indicated on, or adjacent to, each control if necessary to prevent 
inappropriate use or confusion.
    (g) Under any condition of flight appropriate to its use, the 
flight guidance system may not produce hazardous loads on the airplane, 
nor create hazardous deviations in the flight path. This applies to 
both fault-free operation and in the event of a malfunction, and 
assumes the pilot begins corrective action within a reasonable period 
of time.
    (h) When the flight guidance system is in use, a means must be 
provided to avoid excursions beyond an acceptable margin from the speed 
range of the normal flight envelope. If the airplane experiences an 
excursion outside this range, a means must be provided to prevent the 
flight guidance system from providing guidance or control to an unsafe 
speed.
    (i) The flight guidance system functions, controls, indications, 
and alerts must be designed to minimize flight crew errors and 
confusion concerning the behavior and operation of the flight guidance 
system. Means must be provided to indicate the current mode of 
operation, including any armed modes, transitions, and reversions. 
Selector switch position is not an acceptable means of indication. The 
controls and indications must be grouped and presented in a logical and 
consistent manner. The indications must be visible to each pilot under 
all expected lighting conditions.
    (j) Following disengagement of the autothrust function, a caution 
(visual and auditory) must be provided to each pilot.
    (k) During autothrust operation, it must be possible for the 
flightcrew to move the thrust levers without requiring excessive force. 
The autothrust may not create a potential hazard when the flightcrew 
applies an override force to the thrust levers.
    (l) For purposes of this section, a transient is a disturbance in 
the control or flight path of the airplane that is not

[[Page 54059]]

consistent with response to flight crew inputs or environmental 
conditions.
    (1) A minor transient would not significantly reduce safety margins 
and would involve flightcrew actions that are well within their 
capabilities. A minor transient may involve a slight increase in flight 
crew workload or some physical discomfort to passengers or cabin crew.
    (2) A significant transient may lead to a significant reduction in 
safety margins, an increase in flight crew workload, discomfort to the 
flightcrew, or physical distress to the passengers or cabin crew, 
possibly including non-fatal injuries. Significant transients do not 
require, in order to remain within or recover to the normal flight 
envelope, any of the following:
    (i) Exceptional piloting skill, alertness, or strength.
    (ii) Forces applied by the pilot that are greater than those 
specified in Sec.  23.143(c).
    (iii) Accelerations or attitudes in the airplane that might result 
in further hazard to secured or non-secured occupants.

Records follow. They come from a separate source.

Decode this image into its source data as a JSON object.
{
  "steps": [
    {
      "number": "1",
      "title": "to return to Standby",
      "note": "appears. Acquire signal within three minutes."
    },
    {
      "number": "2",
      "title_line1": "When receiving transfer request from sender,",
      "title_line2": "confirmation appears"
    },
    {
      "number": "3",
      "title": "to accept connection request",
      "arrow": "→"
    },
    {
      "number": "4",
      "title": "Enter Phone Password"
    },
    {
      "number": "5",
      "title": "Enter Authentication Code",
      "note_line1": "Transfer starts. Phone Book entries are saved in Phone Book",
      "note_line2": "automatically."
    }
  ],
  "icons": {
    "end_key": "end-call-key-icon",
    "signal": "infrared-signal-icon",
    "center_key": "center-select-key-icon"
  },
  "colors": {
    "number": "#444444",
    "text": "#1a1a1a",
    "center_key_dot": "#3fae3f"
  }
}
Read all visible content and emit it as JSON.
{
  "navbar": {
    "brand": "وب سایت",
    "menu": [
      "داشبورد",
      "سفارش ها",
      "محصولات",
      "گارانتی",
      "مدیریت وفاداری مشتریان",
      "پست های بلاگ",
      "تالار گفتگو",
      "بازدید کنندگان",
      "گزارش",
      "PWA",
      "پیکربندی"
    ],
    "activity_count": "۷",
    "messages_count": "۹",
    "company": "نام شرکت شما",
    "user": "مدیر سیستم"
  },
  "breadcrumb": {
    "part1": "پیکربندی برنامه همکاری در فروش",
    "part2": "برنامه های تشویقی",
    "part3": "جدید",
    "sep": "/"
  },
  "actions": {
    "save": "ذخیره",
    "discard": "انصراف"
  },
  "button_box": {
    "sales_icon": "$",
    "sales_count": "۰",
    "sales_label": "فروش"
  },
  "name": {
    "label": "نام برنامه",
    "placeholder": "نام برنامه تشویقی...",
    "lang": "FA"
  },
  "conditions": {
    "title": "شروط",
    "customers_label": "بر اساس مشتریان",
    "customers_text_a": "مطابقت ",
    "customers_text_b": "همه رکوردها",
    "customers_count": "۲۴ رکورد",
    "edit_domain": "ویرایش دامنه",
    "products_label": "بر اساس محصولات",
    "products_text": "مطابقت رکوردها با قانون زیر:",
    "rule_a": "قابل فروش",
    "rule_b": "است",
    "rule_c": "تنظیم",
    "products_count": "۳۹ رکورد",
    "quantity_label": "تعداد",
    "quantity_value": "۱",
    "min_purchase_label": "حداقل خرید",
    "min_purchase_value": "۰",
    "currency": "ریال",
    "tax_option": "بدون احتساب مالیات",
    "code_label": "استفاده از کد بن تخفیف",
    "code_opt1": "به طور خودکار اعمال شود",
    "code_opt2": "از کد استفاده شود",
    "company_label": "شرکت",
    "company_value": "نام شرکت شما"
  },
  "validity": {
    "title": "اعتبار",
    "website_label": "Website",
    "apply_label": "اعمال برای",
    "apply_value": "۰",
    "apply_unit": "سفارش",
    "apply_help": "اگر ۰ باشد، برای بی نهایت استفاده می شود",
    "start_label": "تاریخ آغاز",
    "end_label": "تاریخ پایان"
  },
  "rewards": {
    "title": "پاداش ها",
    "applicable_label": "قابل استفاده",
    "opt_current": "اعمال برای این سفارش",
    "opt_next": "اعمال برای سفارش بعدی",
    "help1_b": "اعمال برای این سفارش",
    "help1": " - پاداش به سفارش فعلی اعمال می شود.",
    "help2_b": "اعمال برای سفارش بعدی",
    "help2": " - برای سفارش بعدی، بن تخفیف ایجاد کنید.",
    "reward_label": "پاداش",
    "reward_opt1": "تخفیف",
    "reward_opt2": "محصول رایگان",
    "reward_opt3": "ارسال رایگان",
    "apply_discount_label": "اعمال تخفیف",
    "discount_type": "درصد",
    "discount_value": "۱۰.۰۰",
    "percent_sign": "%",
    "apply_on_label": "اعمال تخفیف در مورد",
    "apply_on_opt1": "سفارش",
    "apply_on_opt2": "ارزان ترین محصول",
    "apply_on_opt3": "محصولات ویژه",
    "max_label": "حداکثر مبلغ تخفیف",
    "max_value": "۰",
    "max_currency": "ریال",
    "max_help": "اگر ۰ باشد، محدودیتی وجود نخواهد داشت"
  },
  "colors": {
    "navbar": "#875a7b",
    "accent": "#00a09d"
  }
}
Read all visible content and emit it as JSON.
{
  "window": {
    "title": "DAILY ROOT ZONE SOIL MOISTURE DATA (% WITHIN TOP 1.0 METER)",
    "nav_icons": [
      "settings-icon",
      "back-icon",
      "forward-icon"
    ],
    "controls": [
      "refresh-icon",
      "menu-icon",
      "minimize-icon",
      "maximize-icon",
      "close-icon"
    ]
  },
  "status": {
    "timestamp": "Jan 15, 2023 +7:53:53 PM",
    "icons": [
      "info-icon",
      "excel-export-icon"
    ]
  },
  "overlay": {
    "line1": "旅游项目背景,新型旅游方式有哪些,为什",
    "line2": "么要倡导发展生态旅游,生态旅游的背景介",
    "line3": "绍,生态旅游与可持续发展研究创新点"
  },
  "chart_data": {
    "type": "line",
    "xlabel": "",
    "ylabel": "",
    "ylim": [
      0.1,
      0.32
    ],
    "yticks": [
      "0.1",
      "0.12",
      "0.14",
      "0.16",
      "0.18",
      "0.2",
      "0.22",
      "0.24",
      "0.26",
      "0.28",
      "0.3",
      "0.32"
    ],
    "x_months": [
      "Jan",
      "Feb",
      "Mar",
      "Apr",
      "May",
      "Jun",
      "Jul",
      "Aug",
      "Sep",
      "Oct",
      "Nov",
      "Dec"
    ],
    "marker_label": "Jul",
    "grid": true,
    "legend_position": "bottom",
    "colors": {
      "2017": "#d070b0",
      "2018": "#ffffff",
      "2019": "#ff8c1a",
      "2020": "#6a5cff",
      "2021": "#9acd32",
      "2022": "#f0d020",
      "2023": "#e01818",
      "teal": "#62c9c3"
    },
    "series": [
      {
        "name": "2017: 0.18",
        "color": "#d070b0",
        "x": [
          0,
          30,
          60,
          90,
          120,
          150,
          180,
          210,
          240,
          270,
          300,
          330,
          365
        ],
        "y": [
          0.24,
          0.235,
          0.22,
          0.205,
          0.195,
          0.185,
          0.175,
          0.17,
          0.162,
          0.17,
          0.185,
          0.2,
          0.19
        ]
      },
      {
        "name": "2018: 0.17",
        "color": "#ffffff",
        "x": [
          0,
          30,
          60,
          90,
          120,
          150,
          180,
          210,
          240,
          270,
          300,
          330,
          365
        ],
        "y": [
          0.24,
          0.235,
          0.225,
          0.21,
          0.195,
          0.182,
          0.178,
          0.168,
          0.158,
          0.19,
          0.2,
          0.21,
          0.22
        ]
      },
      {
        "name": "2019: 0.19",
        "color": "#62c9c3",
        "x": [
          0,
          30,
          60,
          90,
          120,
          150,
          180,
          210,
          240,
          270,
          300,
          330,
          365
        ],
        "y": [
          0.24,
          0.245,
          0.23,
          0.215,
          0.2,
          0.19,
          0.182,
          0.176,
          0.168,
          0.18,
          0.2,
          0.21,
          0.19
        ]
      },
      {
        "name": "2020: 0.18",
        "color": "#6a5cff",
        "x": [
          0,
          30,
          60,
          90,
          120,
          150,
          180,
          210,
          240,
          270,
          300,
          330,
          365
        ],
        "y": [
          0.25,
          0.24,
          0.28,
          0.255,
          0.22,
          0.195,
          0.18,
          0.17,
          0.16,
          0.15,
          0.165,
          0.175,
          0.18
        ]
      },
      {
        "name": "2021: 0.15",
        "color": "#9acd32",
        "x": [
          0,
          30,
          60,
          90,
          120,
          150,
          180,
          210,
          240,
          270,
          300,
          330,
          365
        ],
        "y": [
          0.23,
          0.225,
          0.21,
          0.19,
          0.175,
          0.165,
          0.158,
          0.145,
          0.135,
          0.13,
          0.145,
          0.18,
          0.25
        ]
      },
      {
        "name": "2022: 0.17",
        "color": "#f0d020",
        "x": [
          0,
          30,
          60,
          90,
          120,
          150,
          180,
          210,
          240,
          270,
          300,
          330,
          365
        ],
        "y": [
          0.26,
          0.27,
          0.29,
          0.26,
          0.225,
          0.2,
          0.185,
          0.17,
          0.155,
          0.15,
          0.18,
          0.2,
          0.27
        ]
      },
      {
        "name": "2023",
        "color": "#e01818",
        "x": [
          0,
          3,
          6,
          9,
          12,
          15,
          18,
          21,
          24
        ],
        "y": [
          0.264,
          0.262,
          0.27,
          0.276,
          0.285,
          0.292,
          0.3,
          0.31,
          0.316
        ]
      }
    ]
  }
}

    Issued in Kansas City, Missouri, on October 10, 2018.
Jacqueline Jambor,
Acting Manager, Small Airplane Standards Branch, Aircraft Certification 
Service.
[FR Doc. 2018-22661 Filed 10-25-18; 8:45 am]
BILLING CODE 4910-13-P